In the records below, find each line holding the word "können" and copy it.
____
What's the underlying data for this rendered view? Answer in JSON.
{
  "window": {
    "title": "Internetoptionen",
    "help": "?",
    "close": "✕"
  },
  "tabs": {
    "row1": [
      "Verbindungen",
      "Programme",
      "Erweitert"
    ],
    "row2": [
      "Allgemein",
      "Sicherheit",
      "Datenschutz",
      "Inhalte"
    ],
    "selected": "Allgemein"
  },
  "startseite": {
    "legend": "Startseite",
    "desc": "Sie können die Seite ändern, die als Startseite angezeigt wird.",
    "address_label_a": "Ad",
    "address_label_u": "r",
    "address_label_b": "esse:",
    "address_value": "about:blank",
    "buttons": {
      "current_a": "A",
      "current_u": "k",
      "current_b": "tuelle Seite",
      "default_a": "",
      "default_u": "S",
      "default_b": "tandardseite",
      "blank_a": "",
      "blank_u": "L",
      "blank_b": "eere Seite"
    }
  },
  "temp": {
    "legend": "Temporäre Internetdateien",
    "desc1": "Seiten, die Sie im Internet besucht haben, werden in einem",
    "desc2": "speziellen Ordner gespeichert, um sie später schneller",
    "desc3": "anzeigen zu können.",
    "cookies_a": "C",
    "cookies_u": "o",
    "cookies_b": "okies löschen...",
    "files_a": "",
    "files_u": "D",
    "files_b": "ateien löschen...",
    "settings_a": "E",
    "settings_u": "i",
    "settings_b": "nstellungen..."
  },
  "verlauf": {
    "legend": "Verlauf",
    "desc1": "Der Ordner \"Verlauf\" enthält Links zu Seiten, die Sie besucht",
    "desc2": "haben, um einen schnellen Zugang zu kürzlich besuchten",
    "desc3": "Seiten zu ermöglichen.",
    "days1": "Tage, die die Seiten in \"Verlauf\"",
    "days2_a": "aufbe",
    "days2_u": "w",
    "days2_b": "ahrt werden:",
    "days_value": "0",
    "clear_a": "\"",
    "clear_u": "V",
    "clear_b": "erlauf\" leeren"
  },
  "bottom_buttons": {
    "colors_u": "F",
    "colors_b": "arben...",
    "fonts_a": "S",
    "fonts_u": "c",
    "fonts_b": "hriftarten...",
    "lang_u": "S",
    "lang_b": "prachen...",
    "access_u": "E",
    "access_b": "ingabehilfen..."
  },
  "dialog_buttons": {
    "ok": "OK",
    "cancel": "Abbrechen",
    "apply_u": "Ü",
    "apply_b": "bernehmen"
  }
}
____
▶ Exercise result:
    "desc": "Sie können die Seite ändern, die als Startseite angezeigt wird.",
    "desc3": "anzeigen zu können.",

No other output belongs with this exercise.